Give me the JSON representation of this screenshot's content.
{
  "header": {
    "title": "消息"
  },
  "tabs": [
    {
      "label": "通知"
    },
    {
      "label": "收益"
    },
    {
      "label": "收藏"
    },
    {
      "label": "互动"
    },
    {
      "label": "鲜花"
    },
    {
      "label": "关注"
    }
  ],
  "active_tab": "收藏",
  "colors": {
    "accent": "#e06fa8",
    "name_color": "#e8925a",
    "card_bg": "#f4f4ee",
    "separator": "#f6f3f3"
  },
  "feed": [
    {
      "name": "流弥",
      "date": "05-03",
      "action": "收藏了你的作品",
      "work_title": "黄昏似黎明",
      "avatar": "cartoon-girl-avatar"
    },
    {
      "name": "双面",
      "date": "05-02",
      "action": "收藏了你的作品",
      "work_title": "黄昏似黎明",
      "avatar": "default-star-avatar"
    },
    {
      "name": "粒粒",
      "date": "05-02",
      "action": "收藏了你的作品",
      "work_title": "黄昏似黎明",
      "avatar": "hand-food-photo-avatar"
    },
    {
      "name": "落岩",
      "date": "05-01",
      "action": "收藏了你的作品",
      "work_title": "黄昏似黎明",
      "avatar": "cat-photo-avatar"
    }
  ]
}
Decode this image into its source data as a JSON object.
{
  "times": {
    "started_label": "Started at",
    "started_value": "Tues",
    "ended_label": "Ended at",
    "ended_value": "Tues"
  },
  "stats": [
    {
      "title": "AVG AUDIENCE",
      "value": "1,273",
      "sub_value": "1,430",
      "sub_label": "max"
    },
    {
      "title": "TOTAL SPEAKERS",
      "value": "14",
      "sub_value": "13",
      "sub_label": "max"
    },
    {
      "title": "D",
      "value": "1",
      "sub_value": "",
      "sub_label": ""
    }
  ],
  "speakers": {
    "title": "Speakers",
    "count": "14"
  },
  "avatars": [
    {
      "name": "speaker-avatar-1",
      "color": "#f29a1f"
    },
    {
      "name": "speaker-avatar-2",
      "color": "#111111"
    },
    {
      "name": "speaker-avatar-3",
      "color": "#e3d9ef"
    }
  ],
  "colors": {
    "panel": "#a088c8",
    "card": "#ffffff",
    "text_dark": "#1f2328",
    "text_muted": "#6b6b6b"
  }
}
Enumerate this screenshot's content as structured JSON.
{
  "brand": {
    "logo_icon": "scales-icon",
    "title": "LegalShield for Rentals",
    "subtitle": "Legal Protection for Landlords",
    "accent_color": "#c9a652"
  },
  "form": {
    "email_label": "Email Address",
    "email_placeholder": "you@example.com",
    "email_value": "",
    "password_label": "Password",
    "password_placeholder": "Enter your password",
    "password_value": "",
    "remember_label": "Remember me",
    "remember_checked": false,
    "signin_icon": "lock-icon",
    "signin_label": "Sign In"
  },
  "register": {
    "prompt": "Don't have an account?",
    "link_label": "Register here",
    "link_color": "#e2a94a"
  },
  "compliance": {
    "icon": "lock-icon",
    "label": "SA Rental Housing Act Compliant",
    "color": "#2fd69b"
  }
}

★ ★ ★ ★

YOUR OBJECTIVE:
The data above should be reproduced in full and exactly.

EXERCISE RESULT:
Give me the JSON representation of this screenshot's content.
{
  "header": {
    "title": "消息"
  },
  "tabs": [
    {
      "label": "通知"
    },
    {
      "label": "收益"
    },
    {
      "label": "收藏"
    },
    {
      "label": "互动"
    },
    {
      "label": "鲜花"
    },
    {
      "label": "关注"
    }
  ],
  "active_tab": "收藏",
  "colors": {
    "accent": "#e06fa8",
    "name_color": "#e8925a",
    "card_bg": "#f4f4ee",
    "separator": "#f6f3f3"
  },
  "feed": [
    {
      "name": "流弥",
      "date": "05-03",
      "action": "收藏了你的作品",
      "work_title": "黄昏似黎明",
      "avatar": "cartoon-girl-avatar"
    },
    {
      "name": "双面",
      "date": "05-02",
      "action": "收藏了你的作品",
      "work_title": "黄昏似黎明",
      "avatar": "default-star-avatar"
    },
    {
      "name": "粒粒",
      "date": "05-02",
      "action": "收藏了你的作品",
      "work_title": "黄昏似黎明",
      "avatar": "hand-food-photo-avatar"
    },
    {
      "name": "落岩",
      "date": "05-01",
      "action": "收藏了你的作品",
      "work_title": "黄昏似黎明",
      "avatar": "cat-photo-avatar"
    }
  ]
}
Decode this image into its source data as a JSON object.
{
  "times": {
    "started_label": "Started at",
    "started_value": "Tues",
    "ended_label": "Ended at",
    "ended_value": "Tues"
  },
  "stats": [
    {
      "title": "AVG AUDIENCE",
      "value": "1,273",
      "sub_value": "1,430",
      "sub_label": "max"
    },
    {
      "title": "TOTAL SPEAKERS",
      "value": "14",
      "sub_value": "13",
      "sub_label": "max"
    },
    {
      "title": "D",
      "value": "1",
      "sub_value": "",
      "sub_label": ""
    }
  ],
  "speakers": {
    "title": "Speakers",
    "count": "14"
  },
  "avatars": [
    {
      "name": "speaker-avatar-1",
      "color": "#f29a1f"
    },
    {
      "name": "speaker-avatar-2",
      "color": "#111111"
    },
    {
      "name": "speaker-avatar-3",
      "color": "#e3d9ef"
    }
  ],
  "colors": {
    "panel": "#a088c8",
    "card": "#ffffff",
    "text_dark": "#1f2328",
    "text_muted": "#6b6b6b"
  }
}
Enumerate this screenshot's content as structured JSON.
{
  "brand": {
    "logo_icon": "scales-icon",
    "title": "LegalShield for Rentals",
    "subtitle": "Legal Protection for Landlords",
    "accent_color": "#c9a652"
  },
  "form": {
    "email_label": "Email Address",
    "email_placeholder": "you@example.com",
    "email_value": "",
    "password_label": "Password",
    "password_placeholder": "Enter your password",
    "password_value": "",
    "remember_label": "Remember me",
    "remember_checked": false,
    "signin_icon": "lock-icon",
    "signin_label": "Sign In"
  },
  "register": {
    "prompt": "Don't have an account?",
    "link_label": "Register here",
    "link_color": "#e2a94a"
  },
  "compliance": {
    "icon": "lock-icon",
    "label": "SA Rental Housing Act Compliant",
    "color": "#2fd69b"
  }
}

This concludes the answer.